The final "classic" I will be sharing in this post may be a little outside of the box. It actually dates back to 1962 in Lebanon and came to Los Angeles in 1983. It's none other than Zankou Chicken, the famous rotisserie chicken fast food chain brought to LA by an Armenian family wielding an absolutely addictive garlic sauce that would put them on the map. The original store is on Sunset and Normandie in Hollywood, but the chain has now expanded to include a dozen locations in the Los Angeles area. They are most famous for their garlic sauce, a secret recipe which has been sought after for decades. They also feature other Middle Eastern specialties such as shawarma, tarna, kebabs, falafel, hummus, etc. I love their chicken plates, which include a choice of chicken parts (half chicken, quarter dark, or quarter white), hummus, pita, and pickled beets. I also love their shawarma (beef) and tarna (chicken) sandwiches, which include tahini and hummus, and garlic sauce respectively along with tomatoes and onions, all wrapped in a soft pita.

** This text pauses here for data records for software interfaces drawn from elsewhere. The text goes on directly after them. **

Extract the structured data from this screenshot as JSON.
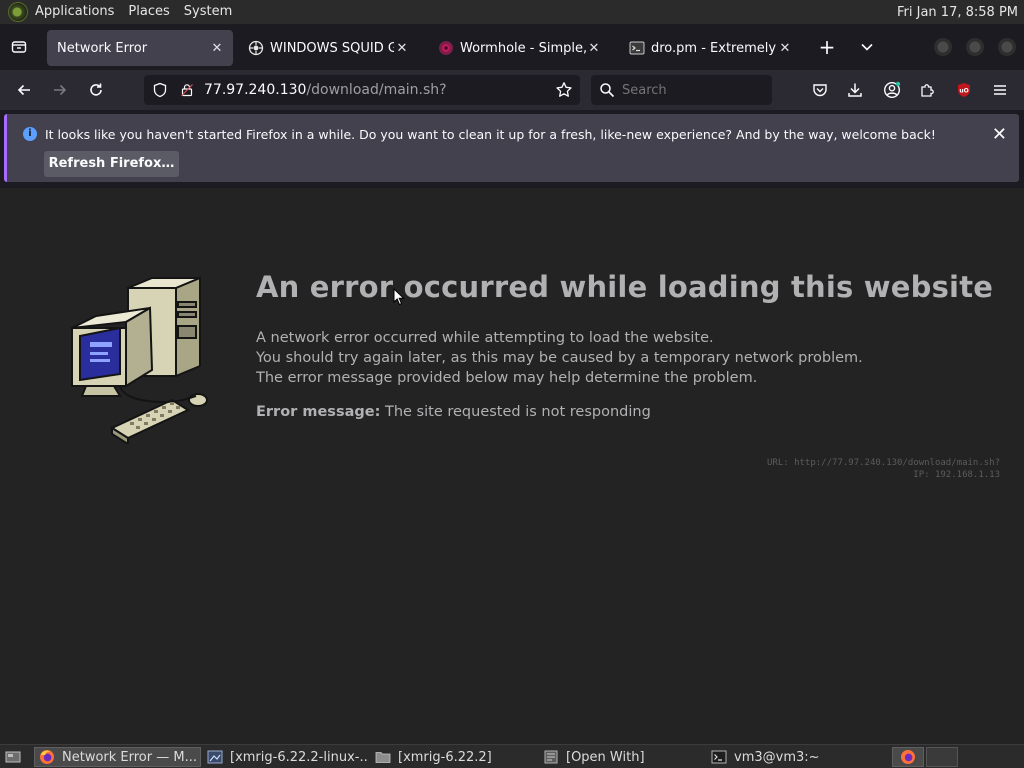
{
  "top_panel": {
    "menus": [
      "Applications",
      "Places",
      "System"
    ],
    "clock": "Fri Jan 17,  8:58 PM"
  },
  "tabs": [
    {
      "title": "Network Error",
      "active": true,
      "icon": "none"
    },
    {
      "title": "WINDOWS SQUID GA",
      "active": false,
      "icon": "squid-icon"
    },
    {
      "title": "Wormhole - Simple, p",
      "active": false,
      "icon": "wormhole-icon"
    },
    {
      "title": "dro.pm - Extremely Sh",
      "active": false,
      "icon": "terminal-favicon-icon"
    }
  ],
  "navbar": {
    "url_host": "77.97.240.130",
    "url_path": "/download/main.sh?",
    "search_placeholder": "Search"
  },
  "notification": {
    "message": "It looks like you haven't started Firefox in a while. Do you want to clean it up for a fresh, like-new experience? And by the way, welcome back!",
    "button_label": "Refresh Firefox…"
  },
  "error_page": {
    "title": "An error occurred while loading this website",
    "lines": [
      "A network error occurred while attempting to load the website.",
      "You should try again later, as this may be caused by a temporary network problem.",
      "The error message provided below may help determine the problem."
    ],
    "message_label": "Error message:",
    "message_value": "The site requested is not responding",
    "tech_url": "URL: http://77.97.240.130/download/main.sh?",
    "tech_ip": "IP: 192.168.1.13"
  },
  "taskbar": {
    "items": [
      {
        "label": "Network Error — M...",
        "active": true,
        "icon": "firefox-icon"
      },
      {
        "label": "[xmrig-6.22.2-linux-...",
        "active": false,
        "icon": "image-viewer-icon"
      },
      {
        "label": "[xmrig-6.22.2]",
        "active": false,
        "icon": "folder-icon"
      },
      {
        "label": "[Open With]",
        "active": false,
        "icon": "dialog-icon"
      },
      {
        "label": "vm3@vm3:~",
        "active": false,
        "icon": "terminal-icon"
      }
    ]
  },
  "colors": {
    "accent_purple": "#a56cff",
    "info_blue": "#5ba0ff",
    "ublock_red": "#c0171e",
    "firefox_orange": "#ff7139"
  }
}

Zankou Chicken is popular among Armenians and Americans alike, the love of this famous chicken joint is not definitive based on heritage. Everyone loves it!! It was even featured in a Beck song and on Food Network's The Best Thing I Ever Ate, the garlic episode :) A little known fact, back in 2003 the Zankou Chicken empire was entwined in a tragic murder saga when the patriarch behind the chain, stricken with cancer, killed his mother, sister, and then himself. This event became public knowledge many years after it happened when LA Magazine published a lengthy article describing the events. Please read it here if you're interested! It's long but worth the read. And maybe it will get you craving some garlic sauce to go along with your reading... you know where to find it :)